Moreover, I wish to stand by the point I made previously, that children are always a blessing and never a burden. As a parent, I am keenly aware that we live in a society that is, at times, outright belligerent to children. Nursing mothers are degraded and accosted in public. Planes do not allow for changing facilities for children--and for a time, mothers were not even permitted to bring breastmilk or formula onto planes to feed their little ones. Children are barred from many public arenas. When dining in certain restaurants, my husband and I have found ourselves ferretted away in remote corners so that our daughter (who is remarkably well-behaved in public) will not "bother" other patrons. Not to mention the many derogatory nicknames for children that our society employs: "snot-nosed kids," "little monsters," etc. Additionally, in recent years with Planned Parenthood's campaign that "ever child be a wanted child," we have cemented the concept of the "unwanted child." Even if a child was unintentionally conceived by his or her parents, that child was not an "accident" in the eyes of his or her Creator. We ought to remember that all human life is precious in the eyes of God, and that no child has ever been a divine accident. More than that, we should strive to ensure that every child truly is a wanted child: not that we seek to avoid, at all costs, all children who are unwanted by their parents, but that we seek out the unwanted children and show them how precious and wanted they are. We must not neglect to be the hands and hearts of God to such little ones.
So with these clarifications made, I wish to extend my apologies to anyone who felt judgment from my previous post. I assure you it was not conscious or intended, though it may have come through all the same, as I am merely human--and young, at that. I ask forgiveness from anyone whom I have offended. I would like to end by amending the challenge that I put toward the end of my previous post:
If you are currently in a marriage relationship, I would encourage you to start praying and spending some time in God's Holy Word with the issue of procreation in mind. He has a lot to teach us on this subject, and I know that His Holy Spirit will guide you if you seek His will truly.

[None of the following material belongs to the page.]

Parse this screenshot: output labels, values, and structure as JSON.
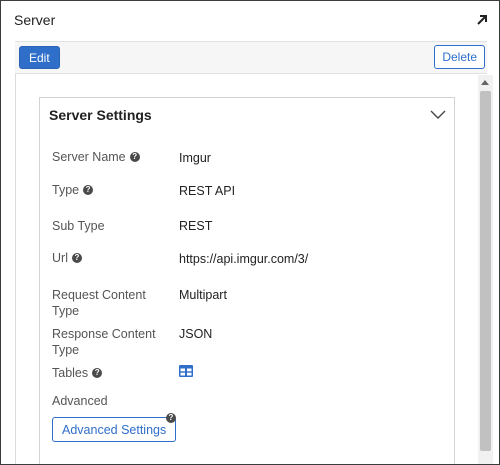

Not that you would come to the conclusion of embracing conception, but that you might enter into the marvelous mystery of birth by considering whether or not God has called you to receive this tremendous blessing from and with Him.
Peace, blessings, and much thanks for entertaining my often divergent thoughts.
* The Bookworm's Library has been updated: Twilight Saga, Book Two: New Moon; Twilight Saga, Book Three: Eclipse; Twilight Saga, Book Four: Breaking Dawn by Stephenie Meyer